    using an inkjet printer. Their paper could simultaneously test for
    serum albumen, glucose and pH, commonly measured parameters in
    urinalysis. Of course, dipsticks for urinalysis are already used, but
    being able to produce them so readily with just paper and an inkjet
    printer could represent a cost reduction innovation. Other similar
    applications have been studied by other researchers.

    Dr.
    Brennan’s hope was to take the basic science behind these previous
    successes and use it to develop dipsticks for detection of more
    challenging chemicals for which expensive instrumentation is currently
    required. A simple paper dipstick approach could save money, produce
    results much more rapidly and could be used in the field. Currently the
    expensive instruments used to detect neurotoxins like paraoxon and
    aflatoxin B1 are not particularly portable, often requiring that field
    samples be returned to the lab for analysis. More rapid, in the field,
    results would be far superior.In a paper published in the July 1, 2009
    issue of Analytical Chemistry, the methods used by Dr. Brennan’s
    research team are outlined. It is a multi-step process in which first a
    layer of polyvinylamine (PVAm) is printed directly onto the paper. PVAm
    is used to bind negatively charged chemicals, and in the case of this
    assay it was used to keep the product of the color reaction bound to
    the paper. Secondly, a silica sol-gel layer was printed, followed by
    printing a layer of buffered acetylcholineesterase (AChE) solution. The
    AChE is a key component, as this enzyme is inhibited by neurotoxins. A
    final silica sol layer was printed to seal everything into a more
    durable matrix.To use the dipstick, it is first dipped in a sample that
    is being tested for a neurotoxin, such as Aflatoxin B1. After dipping,
    it is removed and is then dipped into a standard acetylcholine (ACh)
    solution. The assay is designed so that when AChE breaks down the ACh,
    a yellow color is produced. The darker the color of yellow, the more
    active the AChE is. If there was any neurotoxin in the solution being
    tested, it will inhibit the AChE, resulting in less breakdown of ACh
    and a less intense yellow color. Therefore, the higher the
    concentration of the neurotoxin, the less yellow the dipstick will turn.
     
    The
    elegance of this new procedure is that it works quickly (about 5
    minutes), it is very accurate at detecting even small quantities of the
    neurotoxin and the results can be analyzed visually by comparing the
    intensity of the yellow color against a standard series of yellow

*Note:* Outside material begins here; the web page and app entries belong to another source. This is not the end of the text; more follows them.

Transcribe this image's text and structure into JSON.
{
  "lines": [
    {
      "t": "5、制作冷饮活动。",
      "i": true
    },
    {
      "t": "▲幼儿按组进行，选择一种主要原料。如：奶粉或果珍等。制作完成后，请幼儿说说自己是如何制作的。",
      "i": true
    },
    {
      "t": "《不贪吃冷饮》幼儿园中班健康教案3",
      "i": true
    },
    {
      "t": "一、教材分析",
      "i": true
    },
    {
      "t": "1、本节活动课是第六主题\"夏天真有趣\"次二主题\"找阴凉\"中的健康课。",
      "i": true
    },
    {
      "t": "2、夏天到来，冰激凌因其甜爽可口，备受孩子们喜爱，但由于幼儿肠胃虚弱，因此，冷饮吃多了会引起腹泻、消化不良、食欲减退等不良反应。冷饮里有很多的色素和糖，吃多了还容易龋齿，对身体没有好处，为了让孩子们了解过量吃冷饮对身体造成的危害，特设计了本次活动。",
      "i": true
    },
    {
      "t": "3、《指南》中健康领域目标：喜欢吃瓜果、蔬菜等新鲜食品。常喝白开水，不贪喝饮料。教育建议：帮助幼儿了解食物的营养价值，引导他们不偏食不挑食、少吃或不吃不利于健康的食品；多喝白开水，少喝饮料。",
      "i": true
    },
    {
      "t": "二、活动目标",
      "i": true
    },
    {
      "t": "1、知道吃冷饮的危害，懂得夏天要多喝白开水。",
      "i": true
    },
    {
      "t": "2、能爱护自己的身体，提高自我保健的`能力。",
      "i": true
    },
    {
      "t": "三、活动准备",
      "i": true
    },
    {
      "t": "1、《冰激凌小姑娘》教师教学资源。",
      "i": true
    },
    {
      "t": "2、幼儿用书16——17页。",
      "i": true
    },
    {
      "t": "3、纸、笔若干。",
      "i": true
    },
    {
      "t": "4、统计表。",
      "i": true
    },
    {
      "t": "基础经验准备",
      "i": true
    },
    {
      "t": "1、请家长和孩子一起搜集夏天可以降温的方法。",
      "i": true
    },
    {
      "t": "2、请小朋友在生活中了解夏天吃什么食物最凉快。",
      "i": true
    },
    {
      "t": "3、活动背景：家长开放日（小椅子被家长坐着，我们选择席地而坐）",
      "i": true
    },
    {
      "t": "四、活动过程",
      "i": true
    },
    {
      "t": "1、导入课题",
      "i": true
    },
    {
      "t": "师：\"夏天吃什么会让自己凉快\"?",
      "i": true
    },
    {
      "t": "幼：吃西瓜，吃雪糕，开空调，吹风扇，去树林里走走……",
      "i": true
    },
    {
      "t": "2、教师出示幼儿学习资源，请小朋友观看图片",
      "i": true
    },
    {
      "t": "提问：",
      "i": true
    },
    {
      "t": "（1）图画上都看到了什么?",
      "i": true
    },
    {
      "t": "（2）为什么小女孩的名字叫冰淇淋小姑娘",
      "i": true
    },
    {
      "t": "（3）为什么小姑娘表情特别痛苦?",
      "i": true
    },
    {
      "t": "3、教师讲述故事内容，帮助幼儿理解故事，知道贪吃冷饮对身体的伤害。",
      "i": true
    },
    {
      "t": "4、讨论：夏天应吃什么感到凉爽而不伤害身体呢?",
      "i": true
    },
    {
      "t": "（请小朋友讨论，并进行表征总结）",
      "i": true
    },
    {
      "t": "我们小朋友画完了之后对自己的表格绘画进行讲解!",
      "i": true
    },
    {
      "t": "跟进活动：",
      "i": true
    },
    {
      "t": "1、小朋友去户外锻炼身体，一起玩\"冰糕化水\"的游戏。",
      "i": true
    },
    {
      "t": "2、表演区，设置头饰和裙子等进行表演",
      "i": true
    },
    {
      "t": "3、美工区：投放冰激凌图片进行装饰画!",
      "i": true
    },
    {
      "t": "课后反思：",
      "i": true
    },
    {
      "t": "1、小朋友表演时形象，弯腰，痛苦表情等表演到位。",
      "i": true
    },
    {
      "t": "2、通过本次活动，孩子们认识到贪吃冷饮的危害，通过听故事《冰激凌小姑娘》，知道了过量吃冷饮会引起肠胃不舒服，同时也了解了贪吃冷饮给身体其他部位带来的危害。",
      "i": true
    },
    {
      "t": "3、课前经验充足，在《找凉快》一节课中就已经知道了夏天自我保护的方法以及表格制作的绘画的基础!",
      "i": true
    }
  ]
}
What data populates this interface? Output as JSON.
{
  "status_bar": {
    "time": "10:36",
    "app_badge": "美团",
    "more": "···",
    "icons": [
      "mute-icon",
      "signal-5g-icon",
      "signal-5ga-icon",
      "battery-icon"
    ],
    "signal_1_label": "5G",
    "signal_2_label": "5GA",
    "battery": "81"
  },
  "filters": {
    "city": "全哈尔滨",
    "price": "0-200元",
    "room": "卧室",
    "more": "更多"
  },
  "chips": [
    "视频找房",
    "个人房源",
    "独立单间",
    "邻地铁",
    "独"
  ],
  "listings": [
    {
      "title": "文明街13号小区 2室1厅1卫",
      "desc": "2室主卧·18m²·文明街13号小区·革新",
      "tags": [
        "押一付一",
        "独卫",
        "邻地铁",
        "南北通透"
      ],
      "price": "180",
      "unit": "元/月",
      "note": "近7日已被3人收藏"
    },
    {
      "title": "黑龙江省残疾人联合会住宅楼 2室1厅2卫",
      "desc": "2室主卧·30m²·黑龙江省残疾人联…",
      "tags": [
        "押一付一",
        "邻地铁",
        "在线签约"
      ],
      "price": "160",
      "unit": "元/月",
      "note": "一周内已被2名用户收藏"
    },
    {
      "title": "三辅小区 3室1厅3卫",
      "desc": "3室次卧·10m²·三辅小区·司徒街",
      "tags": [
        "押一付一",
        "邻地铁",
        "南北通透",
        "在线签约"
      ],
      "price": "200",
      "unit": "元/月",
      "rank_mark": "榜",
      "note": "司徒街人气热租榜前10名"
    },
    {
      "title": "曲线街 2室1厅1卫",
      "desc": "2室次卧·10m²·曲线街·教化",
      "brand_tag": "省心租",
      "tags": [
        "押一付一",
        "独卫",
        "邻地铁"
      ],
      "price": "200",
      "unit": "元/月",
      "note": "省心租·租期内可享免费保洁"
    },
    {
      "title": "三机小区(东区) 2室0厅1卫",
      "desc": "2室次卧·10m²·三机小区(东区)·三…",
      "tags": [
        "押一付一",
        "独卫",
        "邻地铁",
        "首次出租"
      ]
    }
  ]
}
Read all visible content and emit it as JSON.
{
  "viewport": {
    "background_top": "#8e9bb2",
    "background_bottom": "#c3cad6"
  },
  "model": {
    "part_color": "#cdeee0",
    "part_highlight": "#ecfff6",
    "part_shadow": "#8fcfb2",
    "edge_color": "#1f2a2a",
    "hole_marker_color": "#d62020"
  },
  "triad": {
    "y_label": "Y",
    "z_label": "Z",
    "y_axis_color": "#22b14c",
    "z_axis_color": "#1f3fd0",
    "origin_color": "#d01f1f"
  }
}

    bands. For greater accuracy the dipstick can be scanned into a computer
    and analyzed. As long as PVAm is used as the base layer, the color
    remains for several days with minimal change in intensity. Lastly, when
    stored at 4°C, the dipsticks worked even after 60 days of storage
    (possibly longer) and the same degree of accuracy was obtained.Although
    this approach is not yet in commercial production, it seems like it
    should be fairly easy to produce and the cost should be relatively low.
    Having such dipsticks readily available would make field testing for
    neurotoxins very simple. This same approach could likely be used for a
    variety of other assays for other toxins. It might even be possible
    incorporate multiple tests into one dipstick. There are still some
    technical hurdles to overcome for these to reach the marketplace, but
    this represents a much needed advance in field testing potential.